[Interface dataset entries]
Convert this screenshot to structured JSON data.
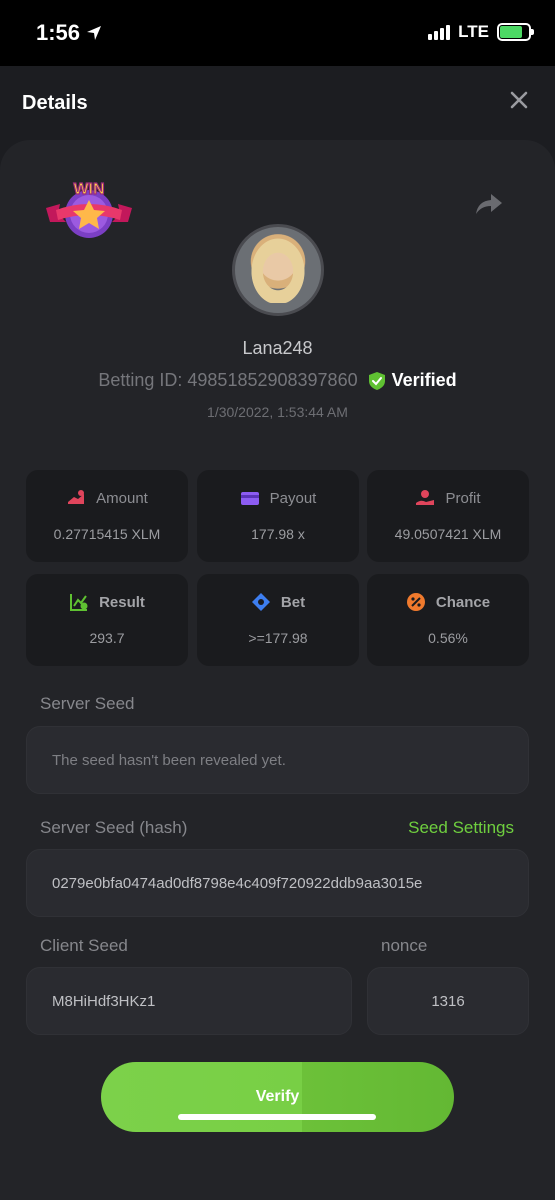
{
  "status_bar": {
    "time": "1:56",
    "network": "LTE"
  },
  "header": {
    "title": "Details",
    "close_icon": "close-icon"
  },
  "profile": {
    "username": "Lana248",
    "betting_id": "Betting ID: 49851852908397860",
    "verified_label": "Verified",
    "timestamp": "1/30/2022, 1:53:44 AM",
    "badge_text": "WIN"
  },
  "stats": [
    {
      "label": "Amount",
      "value": "0.27715415 XLM",
      "icon": "amount-icon",
      "color": "#e0455c"
    },
    {
      "label": "Payout",
      "value": "177.98 x",
      "icon": "payout-icon",
      "color": "#8c5cf2"
    },
    {
      "label": "Profit",
      "value": "49.0507421 XLM",
      "icon": "profit-icon",
      "color": "#e0455c"
    },
    {
      "label": "Result",
      "value": "293.7",
      "icon": "result-icon",
      "color": "#5fc132"
    },
    {
      "label": "Bet",
      "value": ">=177.98",
      "icon": "bet-icon",
      "color": "#3d7ef0"
    },
    {
      "label": "Chance",
      "value": "0.56%",
      "icon": "chance-icon",
      "color": "#f07a2d"
    }
  ],
  "server_seed": {
    "label": "Server Seed",
    "value": "The seed hasn't been revealed yet."
  },
  "server_seed_hash": {
    "label": "Server Seed (hash)",
    "settings_link": "Seed Settings",
    "value": "0279e0bfa0474ad0df8798e4c409f720922ddb9aa3015e"
  },
  "client_seed": {
    "label": "Client Seed",
    "value": "M8HiHdf3HKz1"
  },
  "nonce": {
    "label": "nonce",
    "value": "1316"
  },
  "verify_button": {
    "label": "Verify"
  },
  "colors": {
    "accent_green": "#6fcf3f",
    "background": "#1c1d21",
    "sheet": "#232428"
  }
}
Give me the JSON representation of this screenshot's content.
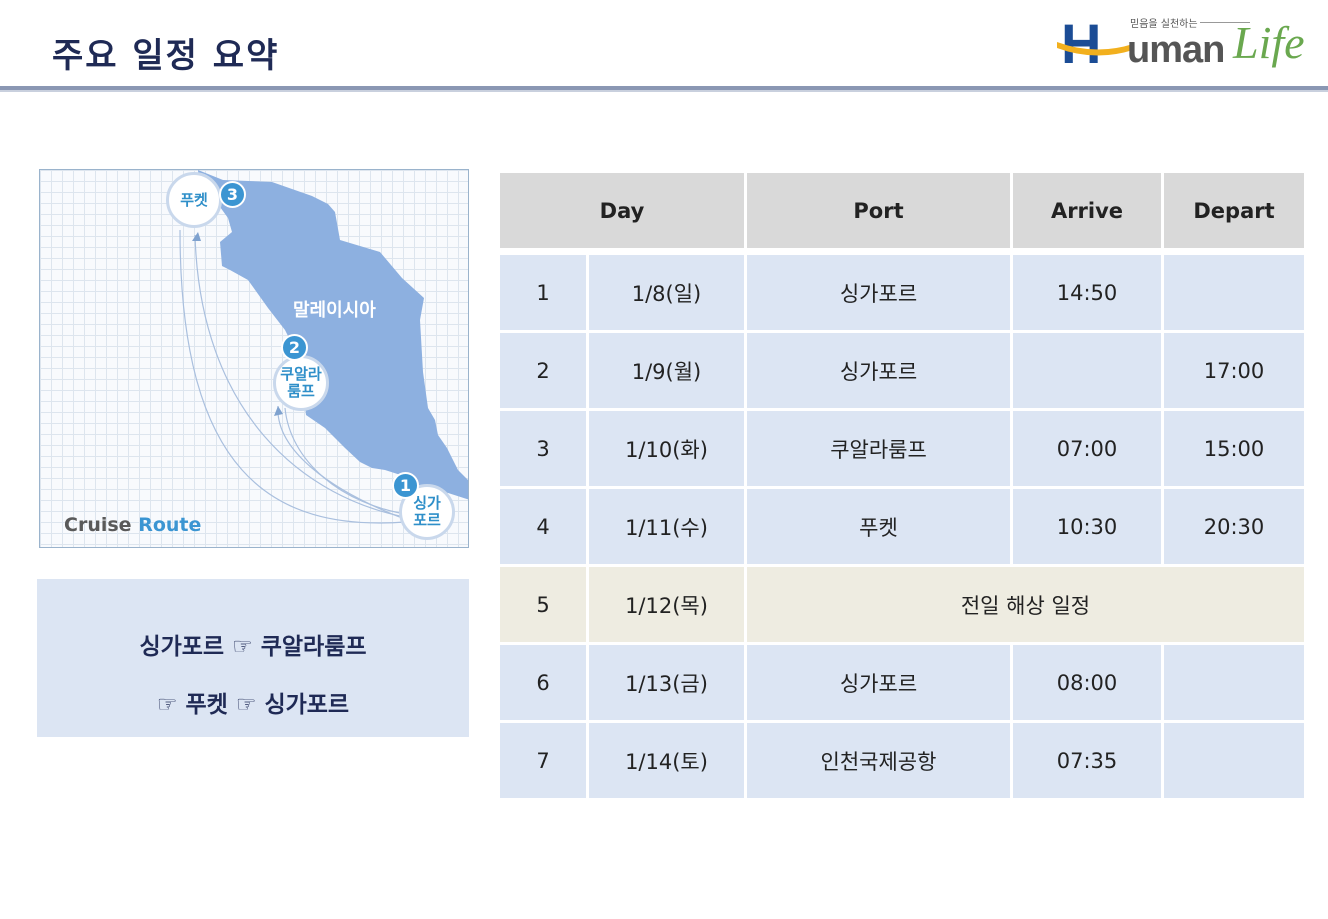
{
  "page": {
    "title": "주요 일정 요약"
  },
  "logo": {
    "tagline": "믿음을 실천하는",
    "letter_h": "H",
    "word_uman": "uman",
    "word_life": "Life"
  },
  "map": {
    "country": "말레이시아",
    "caption_part1": "Cruise",
    "caption_part2": "Route",
    "stops": [
      {
        "number": "1",
        "name_line1": "싱가",
        "name_line2": "포르"
      },
      {
        "number": "2",
        "name_line1": "쿠알라",
        "name_line2": "룸프"
      },
      {
        "number": "3",
        "name_line1": "푸켓",
        "name_line2": ""
      }
    ],
    "colors": {
      "land": "#8db0e0",
      "pin_text": "#2f8fc9",
      "badge": "#3b95d2",
      "route": "#a9bfde"
    }
  },
  "route_summary": {
    "line1": "싱가포르 ☞ 쿠알라룸프",
    "line2": "☞ 푸켓 ☞ 싱가포르"
  },
  "schedule": {
    "headers": {
      "day": "Day",
      "port": "Port",
      "arrive": "Arrive",
      "depart": "Depart"
    },
    "rows": [
      {
        "no": "1",
        "date": "1/8(일)",
        "port": "싱가포르",
        "arrive": "14:50",
        "depart": ""
      },
      {
        "no": "2",
        "date": "1/9(월)",
        "port": "싱가포르",
        "arrive": "",
        "depart": "17:00"
      },
      {
        "no": "3",
        "date": "1/10(화)",
        "port": "쿠알라룸프",
        "arrive": "07:00",
        "depart": "15:00"
      },
      {
        "no": "4",
        "date": "1/11(수)",
        "port": "푸켓",
        "arrive": "10:30",
        "depart": "20:30"
      },
      {
        "no": "5",
        "date": "1/12(목)",
        "note": "전일 해상 일정"
      },
      {
        "no": "6",
        "date": "1/13(금)",
        "port": "싱가포르",
        "arrive": "08:00",
        "depart": ""
      },
      {
        "no": "7",
        "date": "1/14(토)",
        "port": "인천국제공항",
        "arrive": "07:35",
        "depart": ""
      }
    ],
    "colors": {
      "header_bg": "#d9d9d9",
      "row_bg": "#dce5f3",
      "sea_row_bg": "#eeece1"
    }
  }
}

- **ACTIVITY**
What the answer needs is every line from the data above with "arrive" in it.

- **OUTPUT FOR THIS EXERCISE**
      "arrive": "Arrive",
        "arrive": "14:50",
        "arrive": "",
        "arrive": "07:00",
        "arrive": "10:30",
        "arrive": "08:00",
        "arrive": "07:35",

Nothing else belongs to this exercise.